═════ DATA EXTRACT ═════

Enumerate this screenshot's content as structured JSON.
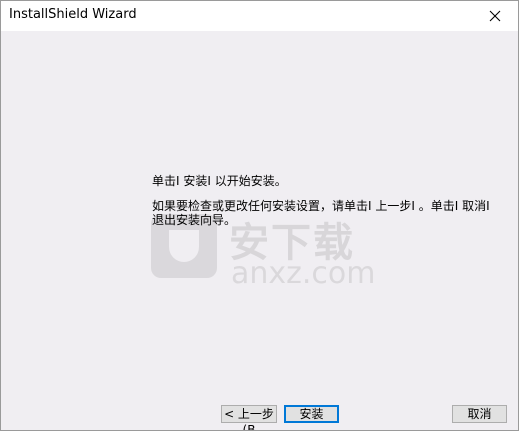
{
  "window": {
    "title": "InstallShield Wizard"
  },
  "icons": {
    "close": "close-icon"
  },
  "content": {
    "message_line1": "单击Ⅰ 安装Ⅰ 以开始安装。",
    "message_line2": "如果要检查或更改任何安装设置，请单击Ⅰ 上一步Ⅰ 。单击Ⅰ 取消Ⅰ 退出安装向导。"
  },
  "watermark": {
    "cn_text": "安下载",
    "en_text": "anxz.com"
  },
  "buttons": {
    "back_label": "< 上一步(B",
    "install_label": "安装",
    "cancel_label": "取消"
  }
}
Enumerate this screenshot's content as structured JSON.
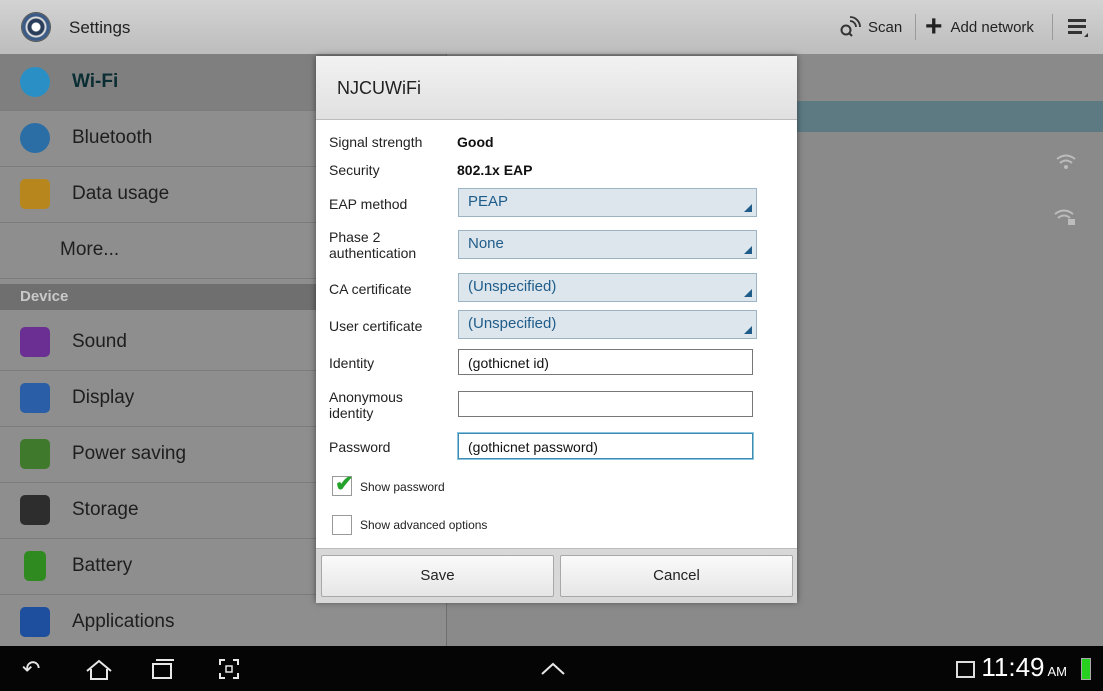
{
  "topbar": {
    "title": "Settings",
    "scan_label": "Scan",
    "add_network_label": "Add network"
  },
  "sidebar": {
    "items": [
      {
        "label": "Wi-Fi"
      },
      {
        "label": "Bluetooth"
      },
      {
        "label": "Data usage"
      },
      {
        "label": "More..."
      },
      {
        "label": "Sound"
      },
      {
        "label": "Display"
      },
      {
        "label": "Power saving"
      },
      {
        "label": "Storage"
      },
      {
        "label": "Battery"
      },
      {
        "label": "Applications"
      }
    ],
    "section_header": "Device"
  },
  "dialog": {
    "title": "NJCUWiFi",
    "signal_label": "Signal strength",
    "signal_value": "Good",
    "security_label": "Security",
    "security_value": "802.1x EAP",
    "eap_label": "EAP method",
    "eap_value": "PEAP",
    "phase2_label_1": "Phase 2",
    "phase2_label_2": "authentication",
    "phase2_value": "None",
    "ca_label": "CA certificate",
    "ca_value": "(Unspecified)",
    "user_cert_label": "User certificate",
    "user_cert_value": "(Unspecified)",
    "identity_label": "Identity",
    "identity_value": "(gothicnet id)",
    "anon_label_1": "Anonymous",
    "anon_label_2": "identity",
    "anon_value": "",
    "password_label": "Password",
    "password_value": "(gothicnet password)",
    "show_password_label": "Show password",
    "show_password_checked": true,
    "advanced_label": "Show advanced options",
    "advanced_checked": false,
    "save_label": "Save",
    "cancel_label": "Cancel"
  },
  "statusbar": {
    "time": "11:49",
    "ampm": "AM"
  },
  "colors": {
    "accent": "#1f5c8a",
    "selected_bar": "#5d7a83",
    "battery": "#28d01f"
  }
}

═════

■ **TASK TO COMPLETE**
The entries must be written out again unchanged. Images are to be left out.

■ **COMPLETED TASK**
Enumerate this screenshot's content as structured JSON.
{
  "window": {
    "title": "InstallShield Wizard"
  },
  "icons": {
    "close": "close-icon"
  },
  "content": {
    "message_line1": "单击Ⅰ 安装Ⅰ 以开始安装。",
    "message_line2": "如果要检查或更改任何安装设置，请单击Ⅰ 上一步Ⅰ 。单击Ⅰ 取消Ⅰ 退出安装向导。"
  },
  "watermark": {
    "cn_text": "安下载",
    "en_text": "anxz.com"
  },
  "buttons": {
    "back_label": "< 上一步(B",
    "install_label": "安装",
    "cancel_label": "取消"
  }
}
Enumerate this screenshot's content as structured JSON.
{
  "topbar": {
    "title": "Settings",
    "scan_label": "Scan",
    "add_network_label": "Add network"
  },
  "sidebar": {
    "items": [
      {
        "label": "Wi-Fi"
      },
      {
        "label": "Bluetooth"
      },
      {
        "label": "Data usage"
      },
      {
        "label": "More..."
      },
      {
        "label": "Sound"
      },
      {
        "label": "Display"
      },
      {
        "label": "Power saving"
      },
      {
        "label": "Storage"
      },
      {
        "label": "Battery"
      },
      {
        "label": "Applications"
      }
    ],
    "section_header": "Device"
  },
  "dialog": {
    "title": "NJCUWiFi",
    "signal_label": "Signal strength",
    "signal_value": "Good",
    "security_label": "Security",
    "security_value": "802.1x EAP",
    "eap_label": "EAP method",
    "eap_value": "PEAP",
    "phase2_label_1": "Phase 2",
    "phase2_label_2": "authentication",
    "phase2_value": "None",
    "ca_label": "CA certificate",
    "ca_value": "(Unspecified)",
    "user_cert_label": "User certificate",
    "user_cert_value": "(Unspecified)",
    "identity_label": "Identity",
    "identity_value": "(gothicnet id)",
    "anon_label_1": "Anonymous",
    "anon_label_2": "identity",
    "anon_value": "",
    "password_label": "Password",
    "password_value": "(gothicnet password)",
    "show_password_label": "Show password",
    "show_password_checked": true,
    "advanced_label": "Show advanced options",
    "advanced_checked": false,
    "save_label": "Save",
    "cancel_label": "Cancel"
  },
  "statusbar": {
    "time": "11:49",
    "ampm": "AM"
  },
  "colors": {
    "accent": "#1f5c8a",
    "selected_bar": "#5d7a83",
    "battery": "#28d01f"
  }
}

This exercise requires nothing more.